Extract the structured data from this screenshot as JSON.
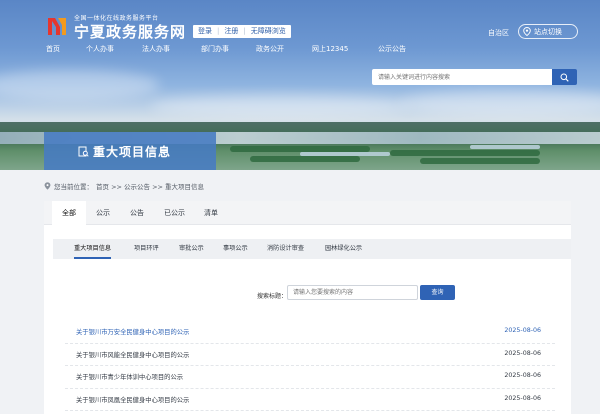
{
  "header": {
    "logo_subtitle": "全国一体化在线政务服务平台",
    "logo_title": "宁夏政务服务网",
    "auth": {
      "login": "登录",
      "register": "注册",
      "accessible": "无障碍浏览"
    },
    "region_label": "自治区",
    "region_switch": "站点切换",
    "nav": [
      "首页",
      "个人办事",
      "法人办事",
      "部门办事",
      "政务公开",
      "网上12345",
      "公示公告"
    ]
  },
  "search": {
    "placeholder": "请输入关键词进行内容搜索"
  },
  "banner": {
    "title": "重大项目信息"
  },
  "breadcrumb": {
    "prefix": "您当前位置：",
    "path": "首页 >> 公示公告 >> 重大项目信息"
  },
  "tabs": [
    {
      "label": "全部",
      "active": true
    },
    {
      "label": "公示",
      "active": false
    },
    {
      "label": "公告",
      "active": false
    },
    {
      "label": "已公示",
      "active": false
    },
    {
      "label": "清单",
      "active": false
    }
  ],
  "subtabs": [
    {
      "label": "重大项目信息",
      "active": true
    },
    {
      "label": "项目环评",
      "active": false
    },
    {
      "label": "审批公示",
      "active": false
    },
    {
      "label": "事项公示",
      "active": false
    },
    {
      "label": "消防设计审查",
      "active": false
    },
    {
      "label": "园林绿化公示",
      "active": false
    }
  ],
  "filter": {
    "label": "搜索标题：",
    "placeholder": "请输入您要搜索的内容",
    "button": "查询"
  },
  "items": [
    {
      "title": "关于银川市万安全民健身中心项目的公示",
      "date": "2025-08-06"
    },
    {
      "title": "关于银川市风能全民健身中心项目的公示",
      "date": "2025-08-06"
    },
    {
      "title": "关于银川市青少年体训中心项目的公示",
      "date": "2025-08-06"
    },
    {
      "title": "关于银川市凤凰全民健身中心项目的公示",
      "date": "2025-08-06"
    }
  ],
  "colors": {
    "primary": "#2f63b5",
    "banner_tag": "#477bc3",
    "logo_red": "#e5362f",
    "logo_orange": "#f39a1e"
  }
}
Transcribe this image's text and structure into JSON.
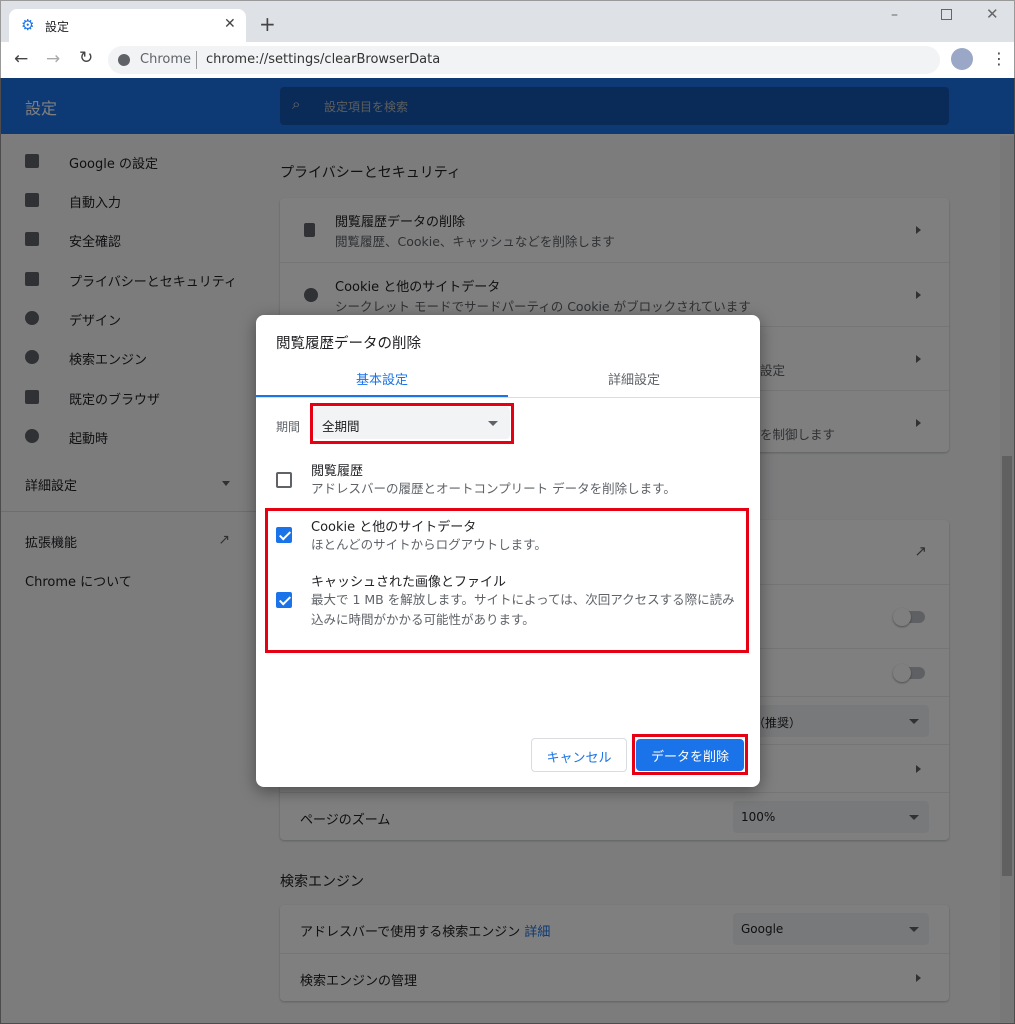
{
  "browser": {
    "tab_title": "設定",
    "omnibox_site": "Chrome",
    "url": "chrome://settings/clearBrowserData"
  },
  "header": {
    "title": "設定",
    "search_placeholder": "設定項目を検索"
  },
  "sidebar": {
    "items": [
      {
        "label": "Google の設定",
        "icon": "person-icon"
      },
      {
        "label": "自動入力",
        "icon": "clipboard-icon"
      },
      {
        "label": "安全確認",
        "icon": "shield-check-icon"
      },
      {
        "label": "プライバシーとセキュリティ",
        "icon": "shield-icon"
      },
      {
        "label": "デザイン",
        "icon": "palette-icon"
      },
      {
        "label": "検索エンジン",
        "icon": "search-icon"
      },
      {
        "label": "既定のブラウザ",
        "icon": "browser-icon"
      },
      {
        "label": "起動時",
        "icon": "power-icon"
      }
    ],
    "advanced": "詳細設定",
    "extensions": "拡張機能",
    "about": "Chrome について"
  },
  "privacy": {
    "title": "プライバシーとセキュリティ",
    "rows": [
      {
        "title": "閲覧履歴データの削除",
        "desc": "閲覧履歴、Cookie、キャッシュなどを削除します"
      },
      {
        "title": "Cookie と他のサイトデータ",
        "desc": "シークレット モードでサードパーティの Cookie がブロックされています"
      },
      {
        "desc": "設定"
      },
      {
        "desc": "を制御します"
      }
    ]
  },
  "appearance": {
    "dropdown_partial": "（推奨）",
    "zoom_label": "ページのズーム",
    "zoom_value": "100%"
  },
  "search_engine": {
    "title": "検索エンジン",
    "row1": "アドレスバーで使用する検索エンジン",
    "row1_link": "詳細",
    "row1_value": "Google",
    "row2": "検索エンジンの管理"
  },
  "dialog": {
    "title": "閲覧履歴データの削除",
    "tabs": [
      {
        "label": "基本設定",
        "active": true
      },
      {
        "label": "詳細設定",
        "active": false
      }
    ],
    "period_label": "期間",
    "period_value": "全期間",
    "options": [
      {
        "title": "閲覧履歴",
        "desc": "アドレスバーの履歴とオートコンプリート データを削除します。",
        "checked": false
      },
      {
        "title": "Cookie と他のサイトデータ",
        "desc": "ほとんどのサイトからログアウトします。",
        "checked": true
      },
      {
        "title": "キャッシュされた画像とファイル",
        "desc": "最大で 1 MB を解放します。サイトによっては、次回アクセスする際に読み込みに時間がかかる可能性があります。",
        "checked": true
      }
    ],
    "cancel": "キャンセル",
    "confirm": "データを削除"
  },
  "colors": {
    "accent": "#1a73e8",
    "highlight": "#e60012"
  }
}
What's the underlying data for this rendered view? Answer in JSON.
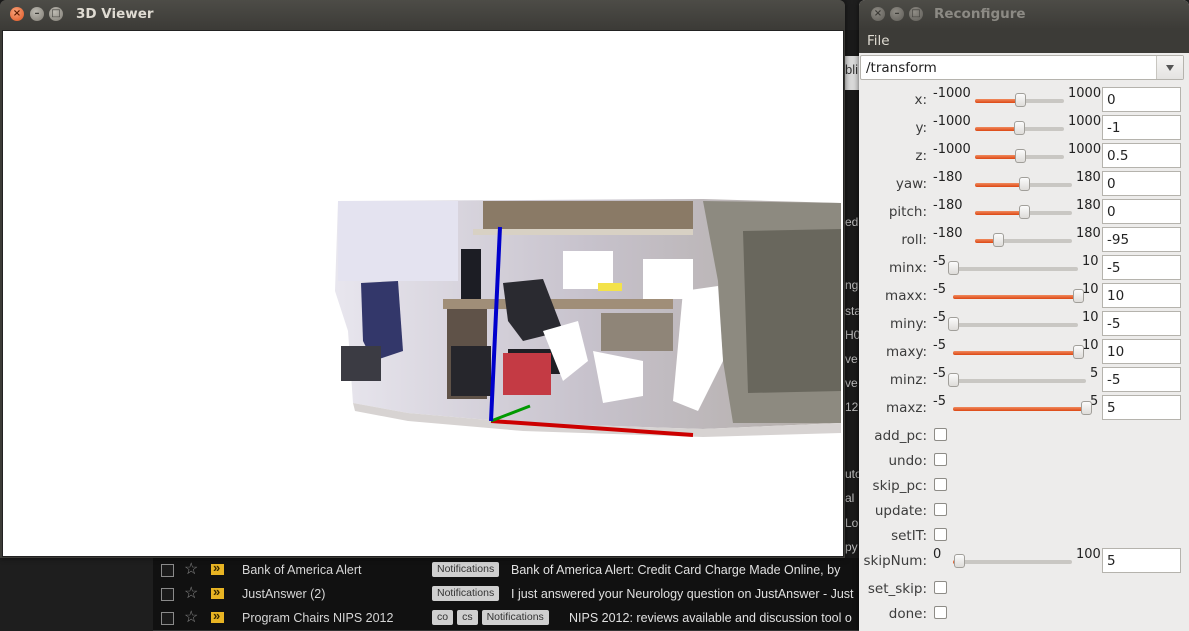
{
  "viewer": {
    "title": "3D Viewer"
  },
  "reconfigure": {
    "title": "Reconfigure",
    "menu": {
      "file": "File"
    },
    "node": "/transform",
    "params": [
      {
        "name": "x:",
        "min": "-1000",
        "max": "1000",
        "value": "0",
        "fraction": 0.5,
        "type": "slider"
      },
      {
        "name": "y:",
        "min": "-1000",
        "max": "1000",
        "value": "-1",
        "fraction": 0.4995,
        "type": "slider"
      },
      {
        "name": "z:",
        "min": "-1000",
        "max": "1000",
        "value": "0.5",
        "fraction": 0.50025,
        "type": "slider"
      },
      {
        "name": "yaw:",
        "min": "-180",
        "max": "180",
        "value": "0",
        "fraction": 0.5,
        "type": "slider"
      },
      {
        "name": "pitch:",
        "min": "-180",
        "max": "180",
        "value": "0",
        "fraction": 0.5,
        "type": "slider"
      },
      {
        "name": "roll:",
        "min": "-180",
        "max": "180",
        "value": "-95",
        "fraction": 0.2361,
        "type": "slider"
      },
      {
        "name": "minx:",
        "min": "-5",
        "max": "10",
        "value": "-5",
        "fraction": 0,
        "type": "slider"
      },
      {
        "name": "maxx:",
        "min": "-5",
        "max": "10",
        "value": "10",
        "fraction": 1,
        "type": "slider"
      },
      {
        "name": "miny:",
        "min": "-5",
        "max": "10",
        "value": "-5",
        "fraction": 0,
        "type": "slider"
      },
      {
        "name": "maxy:",
        "min": "-5",
        "max": "10",
        "value": "10",
        "fraction": 1,
        "type": "slider"
      },
      {
        "name": "minz:",
        "min": "-5",
        "max": "5",
        "value": "-5",
        "fraction": 0,
        "type": "slider"
      },
      {
        "name": "maxz:",
        "min": "-5",
        "max": "5",
        "value": "5",
        "fraction": 1,
        "type": "slider"
      },
      {
        "name": "add_pc:",
        "type": "checkbox",
        "checked": false
      },
      {
        "name": "undo:",
        "type": "checkbox",
        "checked": false
      },
      {
        "name": "skip_pc:",
        "type": "checkbox",
        "checked": false
      },
      {
        "name": "update:",
        "type": "checkbox",
        "checked": false
      },
      {
        "name": "setIT:",
        "type": "checkbox",
        "checked": false
      },
      {
        "name": "skipNum:",
        "min": "0",
        "max": "100",
        "value": "5",
        "fraction": 0.05,
        "type": "slider"
      },
      {
        "name": "set_skip:",
        "type": "checkbox",
        "checked": false
      },
      {
        "name": "done:",
        "type": "checkbox",
        "checked": false
      }
    ]
  },
  "email": {
    "rows": [
      {
        "sender": "Bank of America Alert",
        "labels": [
          "Notifications"
        ],
        "subject": "Bank of America Alert: Credit Card Charge Made Online, by"
      },
      {
        "sender": "JustAnswer (2)",
        "labels": [
          "Notifications"
        ],
        "subject": "I just answered your Neurology question on JustAnswer - Just"
      },
      {
        "sender": "Program Chairs NIPS 2012",
        "labels": [
          "co",
          "cs",
          "Notifications"
        ],
        "subject": "NIPS 2012: reviews available and discussion tool o"
      }
    ],
    "fragments": [
      "bli",
      "ed",
      "ng",
      "sta",
      "H0",
      "ve",
      "ve",
      "12",
      "uto",
      "al",
      "Lo",
      "py"
    ]
  },
  "colors": {
    "accent": "#dd4814",
    "axis_x": "#cc0000",
    "axis_y": "#009900",
    "axis_z": "#0000cc",
    "titlebar": "#3c3b37"
  }
}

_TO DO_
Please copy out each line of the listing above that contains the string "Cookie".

_ANSWER_
        "desc": "閲覧履歴、Cookie、キャッシュなどを削除します"
        "title": "Cookie と他のサイトデータ",
        "desc": "シークレット モードでサードパーティの Cookie がブロックされています"
        "title": "Cookie と他のサイトデータ",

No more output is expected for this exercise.